Twitter Demographics

The data shown below were collected from the profiles of 3 tweeters who shared this research output. Click here to find out more about how the information was compiled.

Mendeley readers

The data shown below were compiled from readership statistics for 29 Mendeley readers of this research output. Click here to see the associated Mendeley record.

Geographical breakdown

Country Count As %
Unknown 29 100%

Demographic breakdown

Readers by professional status Count As %
Researcher 7 24%
Student > Master 5 17%
Student > Bachelor 3 10%
Other 3 10%
Student > Doctoral Student 1 3%
Other 3 10%
Unknown 7 24%
Readers by discipline Count As %
Medicine and Dentistry 5 17%
Nursing and Health Professions 2 7%
Environmental Science 2 7%
Veterinary Science and Veterinary Medicine 2 7%
Agricultural and Biological Sciences 2 7%
Other 6 21%
Unknown 10 34%

Attention Score in Context

This research output has an Altmetric Attention Score of 2. This is our high-level measure of the quality and quantity of online attention that it has received. This Attention Score, as well as the ranking and number of research outputs shown below, was calculated when the research output was last mentioned on 07 November 2017.
All research outputs
#6,535,602
of 12,109,122 outputs
Outputs from Parasites & Vectors
#1,191
of 3,064 outputs
Outputs of similar age
#113,530
of 266,739 outputs
Outputs of similar age from Parasites & Vectors
#61
of 124 outputs
Altmetric has tracked 12,109,122 research outputs across all sources so far. This one is in the 44th percentile – i.e., 44% of other outputs scored the same or lower than it.
So far Altmetric has tracked 3,064 research outputs from this source. They receive a mean Attention Score of 4.5. This one has gotten more attention than average, scoring higher than 58% of its peers.
Older research outputs will score higher simply because they've had more time to accumulate mentions.

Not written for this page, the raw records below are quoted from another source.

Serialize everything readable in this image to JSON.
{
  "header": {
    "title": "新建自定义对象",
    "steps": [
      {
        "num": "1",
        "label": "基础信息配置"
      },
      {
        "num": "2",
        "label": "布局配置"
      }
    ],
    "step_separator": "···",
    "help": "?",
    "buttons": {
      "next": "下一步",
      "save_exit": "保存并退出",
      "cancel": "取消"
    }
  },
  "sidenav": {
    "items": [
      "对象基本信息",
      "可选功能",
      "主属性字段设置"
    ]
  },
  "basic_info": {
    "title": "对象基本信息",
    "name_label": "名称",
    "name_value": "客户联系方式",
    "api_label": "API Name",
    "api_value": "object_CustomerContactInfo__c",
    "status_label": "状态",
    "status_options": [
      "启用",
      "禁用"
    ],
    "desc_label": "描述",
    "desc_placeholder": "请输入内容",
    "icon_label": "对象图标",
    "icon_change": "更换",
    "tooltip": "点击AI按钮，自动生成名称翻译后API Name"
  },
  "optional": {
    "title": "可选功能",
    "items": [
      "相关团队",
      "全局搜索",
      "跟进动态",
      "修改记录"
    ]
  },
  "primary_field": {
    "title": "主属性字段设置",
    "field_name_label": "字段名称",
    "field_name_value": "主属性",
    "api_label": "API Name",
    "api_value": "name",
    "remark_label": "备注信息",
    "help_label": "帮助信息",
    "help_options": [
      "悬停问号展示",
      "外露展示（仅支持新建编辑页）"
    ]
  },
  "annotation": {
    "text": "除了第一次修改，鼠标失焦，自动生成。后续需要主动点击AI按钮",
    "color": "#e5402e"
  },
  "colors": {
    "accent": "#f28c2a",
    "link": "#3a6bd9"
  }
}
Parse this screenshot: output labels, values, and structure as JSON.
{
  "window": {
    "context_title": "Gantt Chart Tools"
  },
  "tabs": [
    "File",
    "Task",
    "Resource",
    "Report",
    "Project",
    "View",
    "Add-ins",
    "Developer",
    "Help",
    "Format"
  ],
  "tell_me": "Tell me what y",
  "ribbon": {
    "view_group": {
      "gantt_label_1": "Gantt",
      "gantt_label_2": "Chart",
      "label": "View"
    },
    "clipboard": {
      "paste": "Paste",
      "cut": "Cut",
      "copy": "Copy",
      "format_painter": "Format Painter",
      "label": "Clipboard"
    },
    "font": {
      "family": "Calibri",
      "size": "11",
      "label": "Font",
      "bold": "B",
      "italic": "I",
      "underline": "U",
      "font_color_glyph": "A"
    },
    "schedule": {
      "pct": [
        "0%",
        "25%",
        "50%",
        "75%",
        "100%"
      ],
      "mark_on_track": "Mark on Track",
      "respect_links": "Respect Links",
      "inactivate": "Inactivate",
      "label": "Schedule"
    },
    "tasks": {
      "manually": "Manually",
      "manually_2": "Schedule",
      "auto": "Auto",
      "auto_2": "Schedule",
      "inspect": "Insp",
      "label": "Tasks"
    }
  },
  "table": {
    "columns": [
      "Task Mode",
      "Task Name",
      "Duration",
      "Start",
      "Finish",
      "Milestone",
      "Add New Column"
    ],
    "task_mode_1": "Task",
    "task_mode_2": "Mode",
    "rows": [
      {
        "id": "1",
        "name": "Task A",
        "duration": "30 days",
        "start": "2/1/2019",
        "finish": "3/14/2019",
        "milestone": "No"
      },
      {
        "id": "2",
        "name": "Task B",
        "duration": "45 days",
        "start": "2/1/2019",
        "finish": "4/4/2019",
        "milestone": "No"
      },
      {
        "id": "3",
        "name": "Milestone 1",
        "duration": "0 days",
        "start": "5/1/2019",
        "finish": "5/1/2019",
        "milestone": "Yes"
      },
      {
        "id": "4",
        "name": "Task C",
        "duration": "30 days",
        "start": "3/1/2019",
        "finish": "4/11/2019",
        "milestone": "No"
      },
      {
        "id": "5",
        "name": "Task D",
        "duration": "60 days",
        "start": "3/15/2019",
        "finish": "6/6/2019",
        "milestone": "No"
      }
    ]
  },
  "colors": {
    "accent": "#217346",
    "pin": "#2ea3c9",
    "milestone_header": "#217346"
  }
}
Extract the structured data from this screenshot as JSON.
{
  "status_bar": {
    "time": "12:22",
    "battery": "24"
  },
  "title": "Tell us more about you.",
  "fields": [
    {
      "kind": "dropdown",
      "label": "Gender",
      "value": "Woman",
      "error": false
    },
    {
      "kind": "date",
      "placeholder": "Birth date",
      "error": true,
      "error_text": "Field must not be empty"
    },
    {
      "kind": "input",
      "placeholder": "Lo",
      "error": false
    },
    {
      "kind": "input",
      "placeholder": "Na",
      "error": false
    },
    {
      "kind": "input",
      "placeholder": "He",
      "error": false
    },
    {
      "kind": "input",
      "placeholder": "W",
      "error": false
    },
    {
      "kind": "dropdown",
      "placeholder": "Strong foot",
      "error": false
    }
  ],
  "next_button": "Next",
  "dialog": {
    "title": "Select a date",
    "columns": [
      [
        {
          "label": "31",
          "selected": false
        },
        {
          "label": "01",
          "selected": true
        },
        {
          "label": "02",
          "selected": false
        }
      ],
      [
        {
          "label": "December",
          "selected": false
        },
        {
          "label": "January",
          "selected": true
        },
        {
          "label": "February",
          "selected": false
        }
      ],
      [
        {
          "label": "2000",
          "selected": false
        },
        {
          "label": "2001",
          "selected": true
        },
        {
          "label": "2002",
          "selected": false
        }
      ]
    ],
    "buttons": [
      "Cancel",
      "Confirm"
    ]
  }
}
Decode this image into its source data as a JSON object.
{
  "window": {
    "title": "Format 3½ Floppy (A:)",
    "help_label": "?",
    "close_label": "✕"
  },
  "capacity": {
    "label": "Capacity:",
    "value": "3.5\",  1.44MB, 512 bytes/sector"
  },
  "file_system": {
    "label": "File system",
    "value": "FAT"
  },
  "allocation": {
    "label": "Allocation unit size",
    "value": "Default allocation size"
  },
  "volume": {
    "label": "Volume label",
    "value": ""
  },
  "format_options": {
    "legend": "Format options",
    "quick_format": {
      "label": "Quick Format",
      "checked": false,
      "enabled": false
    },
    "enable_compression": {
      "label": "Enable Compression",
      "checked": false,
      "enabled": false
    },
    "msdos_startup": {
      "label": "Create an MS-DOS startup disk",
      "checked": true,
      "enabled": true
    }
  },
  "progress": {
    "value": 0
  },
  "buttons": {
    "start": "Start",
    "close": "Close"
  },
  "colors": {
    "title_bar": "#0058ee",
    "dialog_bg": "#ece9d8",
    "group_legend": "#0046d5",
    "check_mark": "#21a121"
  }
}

To account for age we can compare this Altmetric Attention Score to the 266,739 tracked outputs that were published within six weeks on either side of this one in any source. This one has gotten more attention than average, scoring higher than 55% of its contemporaries.
We're also able to compare this research output to 124 others from the same source and published within six weeks on either side of this one. This one is in the 47th percentile – i.e., 47% of its contemporaries scored the same or lower than it.